When you bring a shaman and any other class, instead of having a strong stack healer/weak spread healer paired with a strong spread healer/weak stack healer (balanced and average in any situation), what you have is a strong stack healer/weak spread healer paired with an average stack healer/average spread healer: above average and potentially OP in a stack, below average and potentially not good enough in a spread.
2) Stacking and spreading are mutually-exclusive.

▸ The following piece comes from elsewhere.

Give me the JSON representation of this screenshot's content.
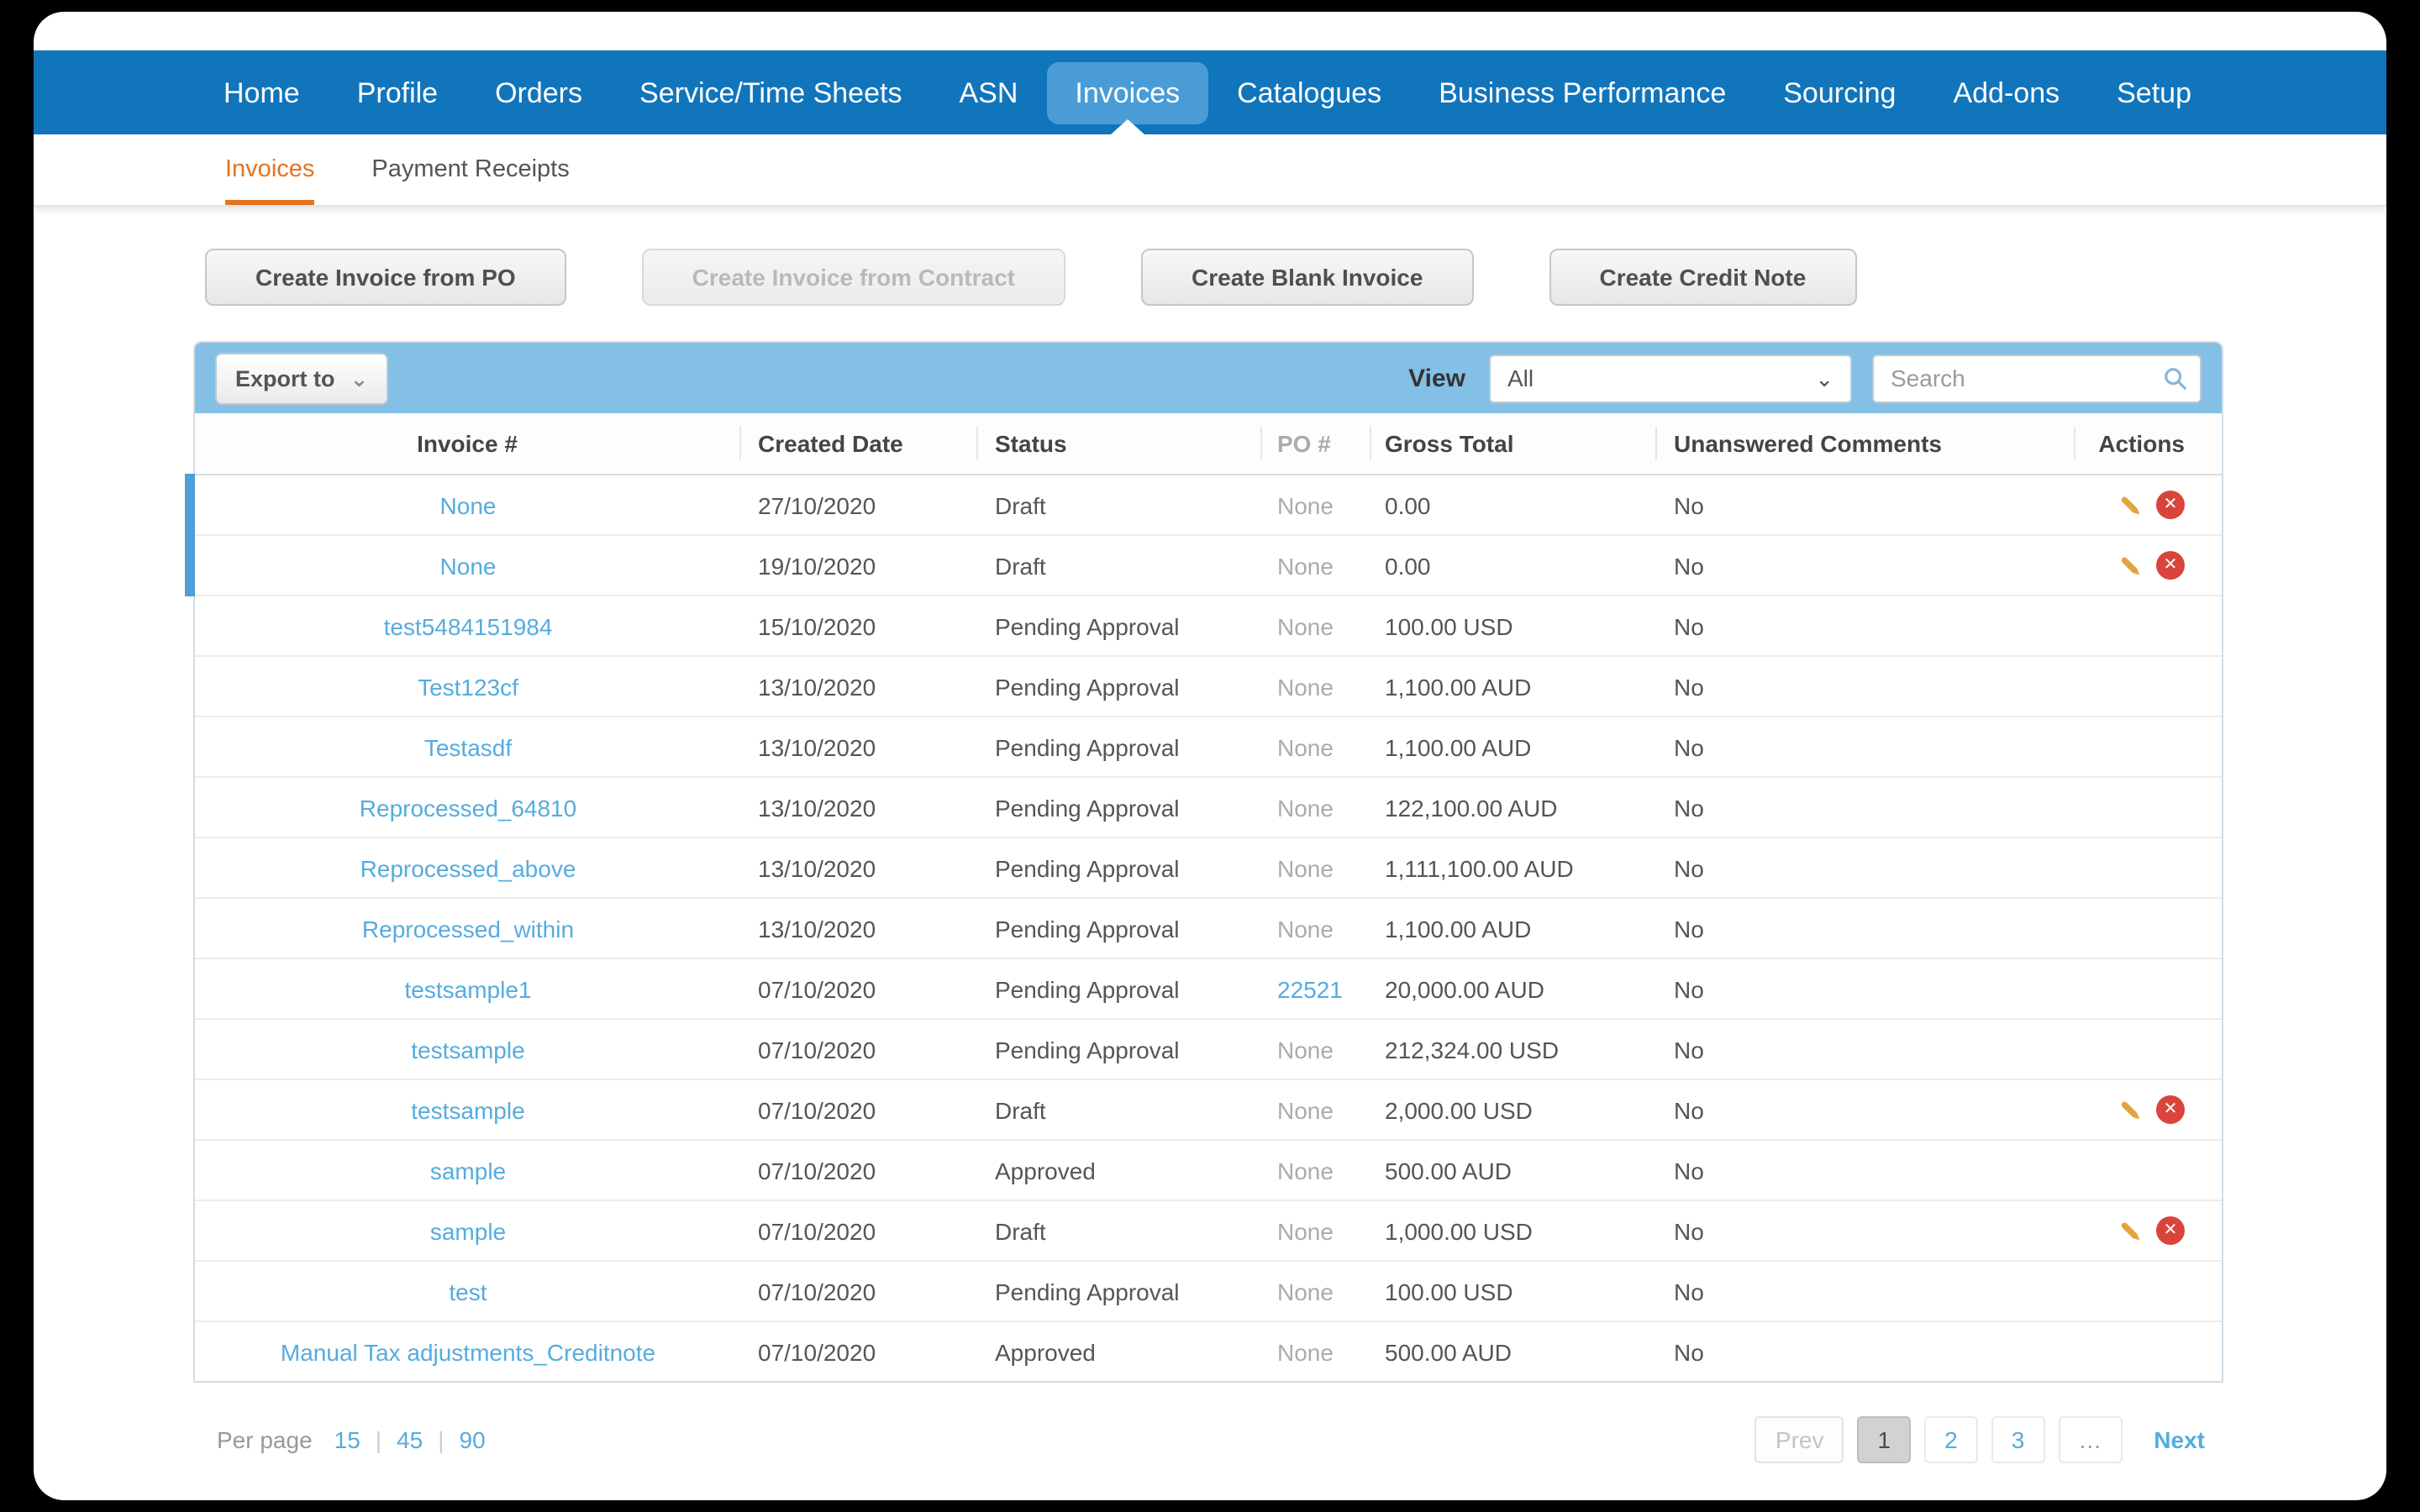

Most strength/weakness pairs involve things that might happen at the same time. You can have single-target and AoE damage at the same time (every fight except Baleroc). You can have sustained damage and burst at the same time (e.g. Garalon, any council fight). You can have scattered/triage healing and raidwide AoE at the same time (most fights). Healers can play to their own strengths most of the time, complementing each other nicely.
But spreading/stacking is binary. Either the raid is spread out and moving, or it is stacked. In 10m, there is absolutely no blurring of those boundaries. In 25s, you might have the melee stacked while the ranged spreads out, but there are a number of problems with just healing the melee. Notably: Everyone else's raidhealing abilities are healing them too, while yours aren't hitting the ranged. And since Healing Rain scales with the number of targets it hits, it's not strong enough on the melee alone to compensate for your inability to heal the ranged.
3) Many well-designed and fun encounters do not include any sustained stacking.
It's fairly rare to see encounters with no single-target healing or no AoE healing or no burst healing or no sustained healing or no random damage or no raidwide AoE. These sorts of encounters are usually rather unique and widely understood as gimmick fights. They're typically not a big deal. One healing class or another might struggle on them, but they're still a valuable enough asset to the team on other encounters that the team is motivated to find a way to make it work.
On the other hand, there are plenty of encounters where the raid needs to be spread out and/or mobile the entire time. These are ordinary and common and don't feel at all gimmicky. "Moving out of fire" is a core WoW mechanic, one of the two primary ways the encounter designers use to make fights interesting for DPS (the other being target-switching). Mechanics-focused tiers, like Throne of Thunder, tend to involve a lot of fire. When a healer can't deal effectively with a raid that's moving out of fire, they're at a pretty serious disadvantage.